Hector, with a great sigh expressive of content and satisfaction, lay down on the ground by the side of the couch of heather on which Archie threw himself — his nose between his forepaws, clearly expressing that he considered his troubles were over, and could now afford to wait until in due time he should be taken to his master. That night the camp slept quietly, for Hector was silent. For the next two days Archie did not go more than a few yards from his tent, for he feared that he might meet some one who would recognize him.
On the third day after his arrival at the camp Archie received orders to prepare to start with the hound, with the earl and a large party of men-at-arms, in search of Bruce. A traitor had just come in and told them where Bruce had slept the night before. Reluctantly Archie unfastened the chain from the pole, and holding the end in his hand went round with Hector to the front of the pavilion. He was resolved that if under the dog’s guidance the party came close up with Bruce, he would kill the dog and then try to escape by fleetness of foot, though of this, as there were so many mounted men in the party, he had but slight hope. Led by the peasant they proceeded to the hut, which was five miles away in the hills. On reaching it Hector at once became greatly excited. He sniffed here and there, eagerly hunted up and down the cottage, then made a circuit round it, and at last, with a loud deep bay he started off with his nose to the ground, pulling so hard at the chain that Archie had difficulty in keeping up with him. Pembroke and his knights rode a little behind, followed by their men-at-arms.

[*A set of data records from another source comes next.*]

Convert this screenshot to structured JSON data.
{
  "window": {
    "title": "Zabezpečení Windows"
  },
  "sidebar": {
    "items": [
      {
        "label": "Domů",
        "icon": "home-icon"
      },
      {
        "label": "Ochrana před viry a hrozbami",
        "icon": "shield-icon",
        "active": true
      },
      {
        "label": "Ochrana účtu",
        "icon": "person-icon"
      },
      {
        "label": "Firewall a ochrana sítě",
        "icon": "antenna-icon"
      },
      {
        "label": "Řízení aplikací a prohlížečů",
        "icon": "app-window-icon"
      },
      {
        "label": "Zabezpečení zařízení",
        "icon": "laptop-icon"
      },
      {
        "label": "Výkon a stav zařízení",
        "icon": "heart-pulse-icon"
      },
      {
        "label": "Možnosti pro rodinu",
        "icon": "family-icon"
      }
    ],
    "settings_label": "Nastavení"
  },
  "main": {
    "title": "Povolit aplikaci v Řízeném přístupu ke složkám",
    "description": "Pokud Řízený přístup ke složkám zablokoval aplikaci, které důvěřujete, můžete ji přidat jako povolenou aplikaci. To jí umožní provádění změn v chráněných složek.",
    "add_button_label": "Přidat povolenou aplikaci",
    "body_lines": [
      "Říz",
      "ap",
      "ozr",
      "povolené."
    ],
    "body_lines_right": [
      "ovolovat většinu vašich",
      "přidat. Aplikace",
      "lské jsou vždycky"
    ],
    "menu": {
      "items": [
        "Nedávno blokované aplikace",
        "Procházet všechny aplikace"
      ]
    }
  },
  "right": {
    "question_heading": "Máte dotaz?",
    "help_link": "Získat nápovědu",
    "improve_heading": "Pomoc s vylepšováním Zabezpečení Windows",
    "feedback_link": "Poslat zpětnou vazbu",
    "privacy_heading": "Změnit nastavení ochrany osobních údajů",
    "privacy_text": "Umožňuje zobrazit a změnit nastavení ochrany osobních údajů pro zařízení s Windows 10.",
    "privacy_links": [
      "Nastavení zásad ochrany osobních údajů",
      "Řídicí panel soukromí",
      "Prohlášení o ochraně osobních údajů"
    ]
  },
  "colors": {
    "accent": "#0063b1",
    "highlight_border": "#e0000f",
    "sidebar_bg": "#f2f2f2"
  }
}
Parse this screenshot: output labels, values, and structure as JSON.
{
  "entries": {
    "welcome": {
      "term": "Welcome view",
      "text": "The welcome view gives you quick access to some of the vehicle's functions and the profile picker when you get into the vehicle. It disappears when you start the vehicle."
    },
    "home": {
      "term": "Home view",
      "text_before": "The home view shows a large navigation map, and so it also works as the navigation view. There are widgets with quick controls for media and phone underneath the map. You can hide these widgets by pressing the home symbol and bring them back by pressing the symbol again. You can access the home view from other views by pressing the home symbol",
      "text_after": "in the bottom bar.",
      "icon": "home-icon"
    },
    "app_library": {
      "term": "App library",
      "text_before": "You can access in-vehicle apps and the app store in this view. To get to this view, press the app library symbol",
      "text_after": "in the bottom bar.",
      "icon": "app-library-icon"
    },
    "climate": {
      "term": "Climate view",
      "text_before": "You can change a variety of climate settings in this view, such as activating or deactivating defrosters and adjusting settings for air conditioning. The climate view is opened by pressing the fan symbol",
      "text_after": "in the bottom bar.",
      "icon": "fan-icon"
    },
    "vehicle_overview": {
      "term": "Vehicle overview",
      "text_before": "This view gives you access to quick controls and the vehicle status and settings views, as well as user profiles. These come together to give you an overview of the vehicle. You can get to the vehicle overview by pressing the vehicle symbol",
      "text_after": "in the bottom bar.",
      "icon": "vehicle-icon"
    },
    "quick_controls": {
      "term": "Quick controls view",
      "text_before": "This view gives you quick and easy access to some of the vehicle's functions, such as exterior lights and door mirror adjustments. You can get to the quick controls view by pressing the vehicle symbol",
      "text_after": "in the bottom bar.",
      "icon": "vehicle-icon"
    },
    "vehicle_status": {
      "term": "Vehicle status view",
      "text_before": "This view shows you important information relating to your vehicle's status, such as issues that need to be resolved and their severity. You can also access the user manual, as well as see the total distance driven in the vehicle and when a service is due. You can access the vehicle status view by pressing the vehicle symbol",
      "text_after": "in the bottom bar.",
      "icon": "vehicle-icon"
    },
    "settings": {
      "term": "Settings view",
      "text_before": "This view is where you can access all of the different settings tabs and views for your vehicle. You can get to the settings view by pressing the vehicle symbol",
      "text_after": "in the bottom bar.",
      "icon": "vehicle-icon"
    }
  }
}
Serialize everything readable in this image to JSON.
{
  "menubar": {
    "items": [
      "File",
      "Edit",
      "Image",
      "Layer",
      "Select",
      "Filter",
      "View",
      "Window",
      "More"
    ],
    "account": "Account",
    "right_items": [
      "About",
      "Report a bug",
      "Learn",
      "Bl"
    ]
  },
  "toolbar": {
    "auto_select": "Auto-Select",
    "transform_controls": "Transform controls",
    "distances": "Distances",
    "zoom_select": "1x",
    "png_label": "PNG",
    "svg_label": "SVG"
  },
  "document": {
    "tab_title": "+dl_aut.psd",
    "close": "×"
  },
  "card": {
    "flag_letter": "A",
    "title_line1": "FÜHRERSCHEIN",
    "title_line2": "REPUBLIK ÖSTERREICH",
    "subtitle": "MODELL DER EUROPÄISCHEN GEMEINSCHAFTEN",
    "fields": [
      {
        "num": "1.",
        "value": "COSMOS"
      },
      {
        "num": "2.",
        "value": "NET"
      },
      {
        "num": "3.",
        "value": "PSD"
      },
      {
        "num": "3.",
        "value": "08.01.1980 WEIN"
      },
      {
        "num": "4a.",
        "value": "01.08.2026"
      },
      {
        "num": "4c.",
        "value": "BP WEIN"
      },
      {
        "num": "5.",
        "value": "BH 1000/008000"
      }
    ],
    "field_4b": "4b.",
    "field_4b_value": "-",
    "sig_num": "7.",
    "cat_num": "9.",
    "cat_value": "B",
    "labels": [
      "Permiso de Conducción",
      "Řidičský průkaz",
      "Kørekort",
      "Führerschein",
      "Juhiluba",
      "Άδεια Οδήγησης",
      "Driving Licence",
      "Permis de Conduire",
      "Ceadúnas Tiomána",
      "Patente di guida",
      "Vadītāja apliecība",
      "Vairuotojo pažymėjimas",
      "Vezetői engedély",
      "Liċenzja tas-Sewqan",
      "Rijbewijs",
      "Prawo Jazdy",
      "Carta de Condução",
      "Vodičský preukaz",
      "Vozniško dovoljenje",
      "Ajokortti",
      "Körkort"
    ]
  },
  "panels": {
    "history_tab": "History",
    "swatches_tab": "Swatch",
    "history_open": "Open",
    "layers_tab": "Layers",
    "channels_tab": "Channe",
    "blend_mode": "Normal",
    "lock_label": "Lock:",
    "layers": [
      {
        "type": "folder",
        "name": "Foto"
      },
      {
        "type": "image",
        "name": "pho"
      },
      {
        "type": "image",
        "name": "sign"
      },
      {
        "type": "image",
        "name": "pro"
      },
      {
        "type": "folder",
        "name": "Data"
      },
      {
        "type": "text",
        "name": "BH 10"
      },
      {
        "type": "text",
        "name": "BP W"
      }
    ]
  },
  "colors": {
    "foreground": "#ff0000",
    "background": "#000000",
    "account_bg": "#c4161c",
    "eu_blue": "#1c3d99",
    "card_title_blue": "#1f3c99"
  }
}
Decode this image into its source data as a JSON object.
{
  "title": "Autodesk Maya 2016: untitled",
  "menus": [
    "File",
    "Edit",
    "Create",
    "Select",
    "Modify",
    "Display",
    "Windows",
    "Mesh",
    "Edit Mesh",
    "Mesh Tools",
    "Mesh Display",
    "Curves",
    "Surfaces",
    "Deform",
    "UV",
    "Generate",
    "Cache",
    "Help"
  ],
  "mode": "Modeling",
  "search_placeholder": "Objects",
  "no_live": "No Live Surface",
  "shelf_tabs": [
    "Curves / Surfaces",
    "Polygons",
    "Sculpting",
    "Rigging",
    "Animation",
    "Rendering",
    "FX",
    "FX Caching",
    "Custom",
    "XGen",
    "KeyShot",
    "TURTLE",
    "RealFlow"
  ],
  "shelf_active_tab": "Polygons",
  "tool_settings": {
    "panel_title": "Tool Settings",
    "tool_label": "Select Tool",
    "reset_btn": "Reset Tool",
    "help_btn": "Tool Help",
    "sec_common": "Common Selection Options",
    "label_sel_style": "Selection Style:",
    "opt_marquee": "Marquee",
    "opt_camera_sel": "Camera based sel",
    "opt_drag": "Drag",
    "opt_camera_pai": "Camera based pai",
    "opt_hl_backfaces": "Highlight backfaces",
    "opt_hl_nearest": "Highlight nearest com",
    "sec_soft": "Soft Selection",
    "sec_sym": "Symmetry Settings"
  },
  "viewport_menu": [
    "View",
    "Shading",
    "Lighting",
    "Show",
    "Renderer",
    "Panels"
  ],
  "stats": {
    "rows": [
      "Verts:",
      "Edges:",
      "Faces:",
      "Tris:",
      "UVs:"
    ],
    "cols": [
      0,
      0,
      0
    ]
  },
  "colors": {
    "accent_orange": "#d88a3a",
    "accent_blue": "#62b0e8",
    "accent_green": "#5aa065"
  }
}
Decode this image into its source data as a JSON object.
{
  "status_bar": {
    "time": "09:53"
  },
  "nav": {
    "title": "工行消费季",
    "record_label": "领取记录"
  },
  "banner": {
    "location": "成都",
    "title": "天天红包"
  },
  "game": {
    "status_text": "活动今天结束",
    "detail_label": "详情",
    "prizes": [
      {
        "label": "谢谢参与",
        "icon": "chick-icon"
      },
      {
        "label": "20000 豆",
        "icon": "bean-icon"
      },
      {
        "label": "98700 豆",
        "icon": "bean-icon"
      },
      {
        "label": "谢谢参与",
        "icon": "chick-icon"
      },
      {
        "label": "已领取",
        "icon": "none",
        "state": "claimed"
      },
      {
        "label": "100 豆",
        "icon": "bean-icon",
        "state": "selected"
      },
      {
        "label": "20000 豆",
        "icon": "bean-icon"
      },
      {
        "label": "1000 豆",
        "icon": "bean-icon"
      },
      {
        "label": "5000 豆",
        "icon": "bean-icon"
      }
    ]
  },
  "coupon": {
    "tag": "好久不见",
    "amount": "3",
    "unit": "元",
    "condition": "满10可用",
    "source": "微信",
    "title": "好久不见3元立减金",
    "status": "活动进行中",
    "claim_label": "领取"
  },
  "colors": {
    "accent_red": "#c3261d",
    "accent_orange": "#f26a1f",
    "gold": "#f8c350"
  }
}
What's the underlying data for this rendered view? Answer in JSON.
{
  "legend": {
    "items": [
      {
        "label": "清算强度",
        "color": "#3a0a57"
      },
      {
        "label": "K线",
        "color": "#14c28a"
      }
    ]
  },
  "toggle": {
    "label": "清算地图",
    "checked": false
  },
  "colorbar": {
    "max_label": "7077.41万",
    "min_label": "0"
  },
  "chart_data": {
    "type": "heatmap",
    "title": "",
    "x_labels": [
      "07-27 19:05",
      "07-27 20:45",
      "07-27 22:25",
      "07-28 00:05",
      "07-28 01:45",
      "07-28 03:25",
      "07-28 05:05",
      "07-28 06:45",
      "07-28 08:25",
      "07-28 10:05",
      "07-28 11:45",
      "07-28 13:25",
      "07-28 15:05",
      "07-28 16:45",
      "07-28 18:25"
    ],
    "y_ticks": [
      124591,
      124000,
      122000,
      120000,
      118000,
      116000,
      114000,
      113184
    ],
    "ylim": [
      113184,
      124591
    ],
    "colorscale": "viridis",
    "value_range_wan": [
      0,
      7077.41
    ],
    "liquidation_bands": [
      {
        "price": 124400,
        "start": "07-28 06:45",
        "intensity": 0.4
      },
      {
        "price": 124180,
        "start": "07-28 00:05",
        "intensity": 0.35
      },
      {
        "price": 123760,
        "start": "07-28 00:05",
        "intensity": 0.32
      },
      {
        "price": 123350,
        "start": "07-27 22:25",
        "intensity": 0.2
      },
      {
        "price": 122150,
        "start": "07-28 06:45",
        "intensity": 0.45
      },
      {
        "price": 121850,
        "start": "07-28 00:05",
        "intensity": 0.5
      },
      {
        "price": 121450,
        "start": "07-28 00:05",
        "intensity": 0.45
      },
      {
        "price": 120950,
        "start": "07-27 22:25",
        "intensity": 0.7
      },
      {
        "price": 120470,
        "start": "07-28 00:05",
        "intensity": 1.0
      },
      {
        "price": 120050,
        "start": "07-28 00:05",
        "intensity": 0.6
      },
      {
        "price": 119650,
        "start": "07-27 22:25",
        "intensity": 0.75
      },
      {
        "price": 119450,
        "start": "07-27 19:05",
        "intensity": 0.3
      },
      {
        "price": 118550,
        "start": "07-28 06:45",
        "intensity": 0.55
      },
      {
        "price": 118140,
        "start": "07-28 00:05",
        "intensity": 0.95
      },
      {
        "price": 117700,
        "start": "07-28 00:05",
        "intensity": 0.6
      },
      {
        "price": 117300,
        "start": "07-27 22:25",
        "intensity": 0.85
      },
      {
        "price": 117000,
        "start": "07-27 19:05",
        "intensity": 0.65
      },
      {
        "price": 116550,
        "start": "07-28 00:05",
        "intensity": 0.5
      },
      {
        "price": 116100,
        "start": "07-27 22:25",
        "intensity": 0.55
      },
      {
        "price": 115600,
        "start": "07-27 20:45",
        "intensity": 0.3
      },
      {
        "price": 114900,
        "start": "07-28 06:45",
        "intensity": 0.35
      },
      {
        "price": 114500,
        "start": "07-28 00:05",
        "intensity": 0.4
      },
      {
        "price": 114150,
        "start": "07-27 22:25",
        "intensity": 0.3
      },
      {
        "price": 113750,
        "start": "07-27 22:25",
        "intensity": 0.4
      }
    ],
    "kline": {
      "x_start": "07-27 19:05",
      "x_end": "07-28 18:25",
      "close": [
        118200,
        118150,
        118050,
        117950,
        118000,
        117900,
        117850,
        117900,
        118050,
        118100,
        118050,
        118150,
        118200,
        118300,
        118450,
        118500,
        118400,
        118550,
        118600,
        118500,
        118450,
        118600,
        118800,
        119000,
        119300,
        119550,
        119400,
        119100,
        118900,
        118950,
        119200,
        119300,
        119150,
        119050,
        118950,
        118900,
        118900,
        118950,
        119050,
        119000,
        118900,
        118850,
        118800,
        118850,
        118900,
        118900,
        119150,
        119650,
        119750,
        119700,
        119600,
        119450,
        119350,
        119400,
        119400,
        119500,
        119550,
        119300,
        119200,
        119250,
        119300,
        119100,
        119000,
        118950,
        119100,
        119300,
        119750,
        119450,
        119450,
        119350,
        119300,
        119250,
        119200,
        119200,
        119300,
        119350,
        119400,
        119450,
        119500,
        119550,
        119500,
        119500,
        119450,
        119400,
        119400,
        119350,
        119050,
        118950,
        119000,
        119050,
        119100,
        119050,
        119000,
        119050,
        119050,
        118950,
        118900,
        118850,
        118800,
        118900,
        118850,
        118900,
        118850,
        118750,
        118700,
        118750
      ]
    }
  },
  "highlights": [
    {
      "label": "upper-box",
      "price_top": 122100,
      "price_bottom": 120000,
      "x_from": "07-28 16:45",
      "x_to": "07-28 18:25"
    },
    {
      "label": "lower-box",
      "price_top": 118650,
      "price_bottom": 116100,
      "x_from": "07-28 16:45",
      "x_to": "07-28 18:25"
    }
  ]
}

“I pray you, Sir Earl,” Archie said, “keep not too close to my traces, for the sound of the horse’s hoofs and the jingling of the equipments make him all the more impatient to get forward, and even now it taxes all my strength to hold him in.”
The earl reined back his horse and followed at a distance of some fifty yards. He had no suspicion whatever of any hidden design on Archie’s part. The fact that the hound had recognized him had appeared to him a sure proof of the truth of his tale, and Archie had put on an air of such stupid simplicity that the earl deemed him to have but imperfect possession of his wits. Moreover, in any case he could overtake him in case he attempted flight.
Archie proceeded at a trot behind the hound, who was with difficulty restrained at that pace, straining eagerly on the chain and occasionally sending out his deep bay. Archie anxiously regarded the country through which he was passing. He was waiting for an opportunity, and was determined, whenever they passed near a steep hillside unscaleable by horsemen, he would stab Hector to the heart and take to flight. Presently he saw a man, whose attire showed him to be a Highlander, approaching at a run; he passed close